Parenting with ACS are many retailers heralding pink ribbons, as we are used to seeing with Komen as well. You can find a list of ACS corporate sponsors on [its] own website here.
Some of these include H&M, Lowes, Paul Mitchell, Lee (jeans and clothing), Pampered Chef, and the NFL, which has a massive pink campaign underway with its merchandising that benefits ACS. If you support LIFE and ethical LIFE research, you may want to read further on ACS before you buy some of your favorite NFL merchandise this fall.
[Recently] the Komen Foundation filled the news headlines again as its top leaders, embroiled in the Planned Parenthood funding controversy for the last nine months, finally announced their resignations. In December, when a Bible publisher ignorantly partnered with Komen, we broke the story that the Bibles were helping to support abortion. Immediately the publishers pulled the mistake from the shelves, but it wasn’t but a few weeks later when Komen stopped funding Planned Parenthood—for three days while the Planned Parenthood mafia mentality went to work—that the PR debacle was complete and Komen would never be the same again.
All because it gave money to an abortion provider.
That’s the bottom line, really, and what ACS should take note of now. While Komen had some other controversies, the one that pushed it over the top and split [the] nation was the one about the $700K or so it was giving to the nation’s number one provider of abortions. The argument that it was only for breast cancer screenings didn’t hold water because money is fungible, and any money given to a place that perpetuates evil, even for purposes of good, immediately frees up more money [for] the evil work.
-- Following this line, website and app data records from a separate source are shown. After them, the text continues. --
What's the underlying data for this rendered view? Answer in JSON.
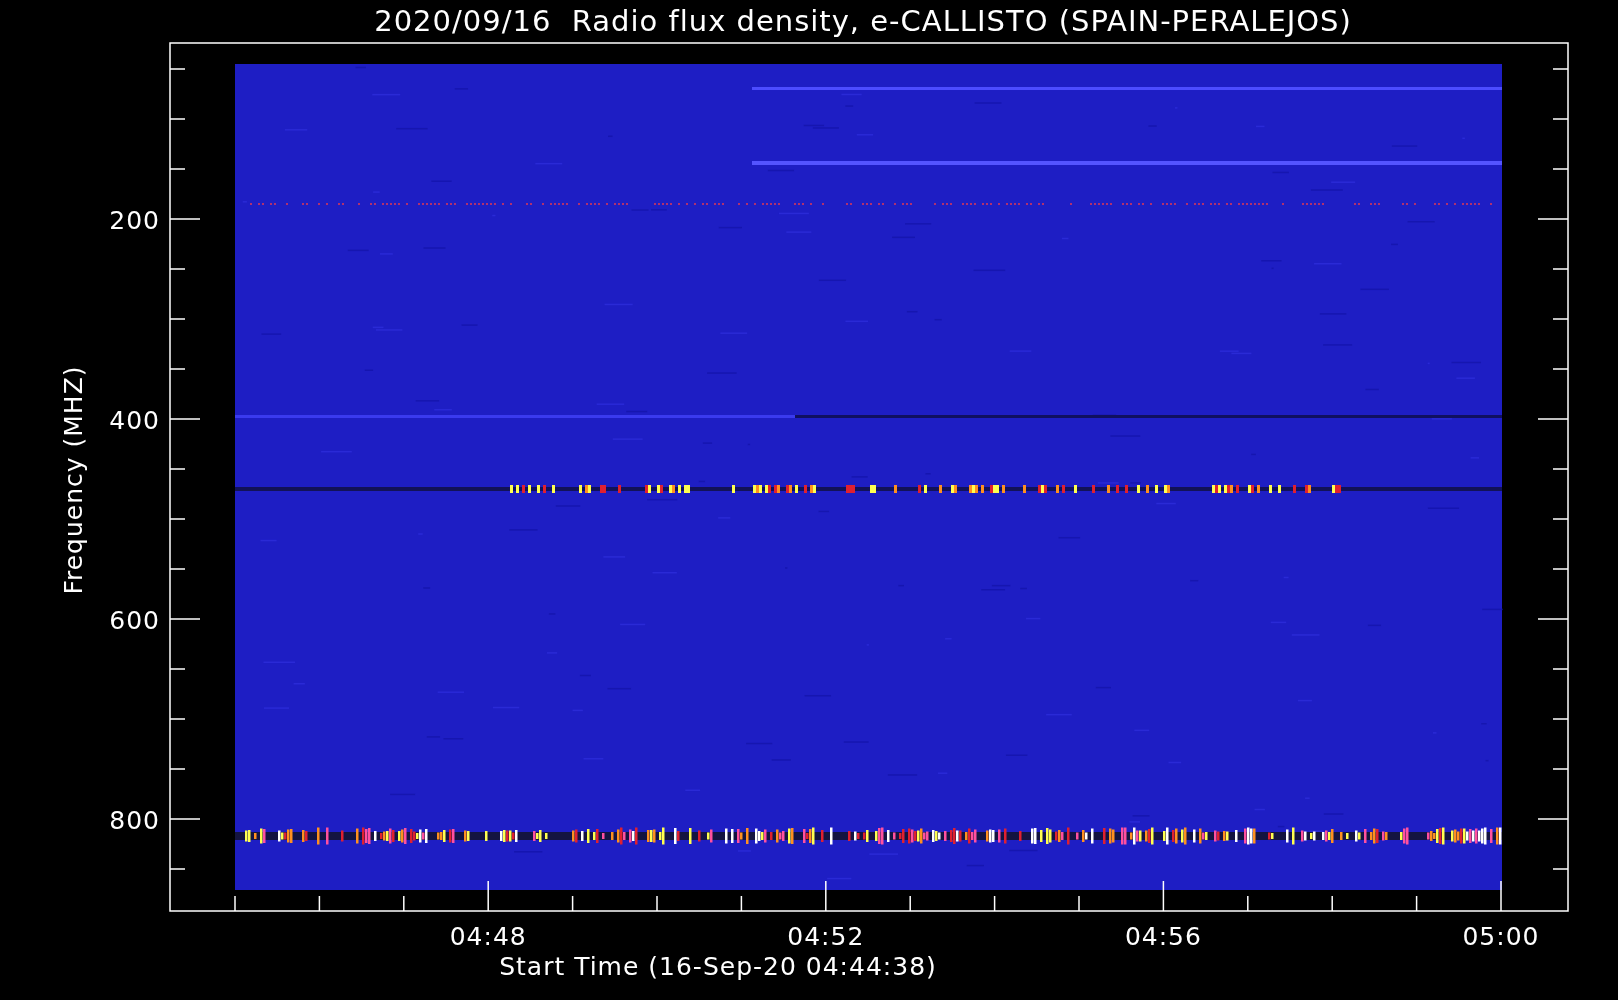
{
  "title": "2020/09/16  Radio flux density, e-CALLISTO (SPAIN-PERALEJOS)",
  "ylabel": "Frequency (MHZ)",
  "xlabel": "Start Time (16-Sep-20 04:44:38)",
  "yticks": [
    "200",
    "400",
    "600",
    "800"
  ],
  "xticks": [
    "04:48",
    "04:52",
    "04:56",
    "05:00"
  ]
}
Killing babies is evil, even when you cover posters in pink and call it “women’s health care.” And America saw enough of that in this drama to back off.
What happened with Komen should be a lesson to other places [that] are getting their hands red with the bloodshed of the preborn who are killed. The American Cancer Society should take note now. And so should its corporate sponsors.
Once again, we’d like to remind you, as we did with Komen, that there are many places doing cancer research that are worthy of money and don’t compromise LIFE to do so. Choose those places. Choose LIFE.
Left on the street in war-torn Palestine as a baby, Susan Tyrrell was taken to a Catholic orphanage in Bethlehem where she was adopted at the age of six months by a single American woman. Since 2008, she's been speaking on issues of abortion and adoption. Her desire is to see the Church become a greater picture of the family of God through adoption—both natural and spiritual. Susan lives in Kansas City and works with the International House of Prayer with intercessory research to help with informed intercession.
This article has been reprinted with permission and can be found at http://bound4life.com/blog/2012/08/13/relay-for-abortion-what-the-american-cancer-society-can-learn-from-the-komen-crisis/.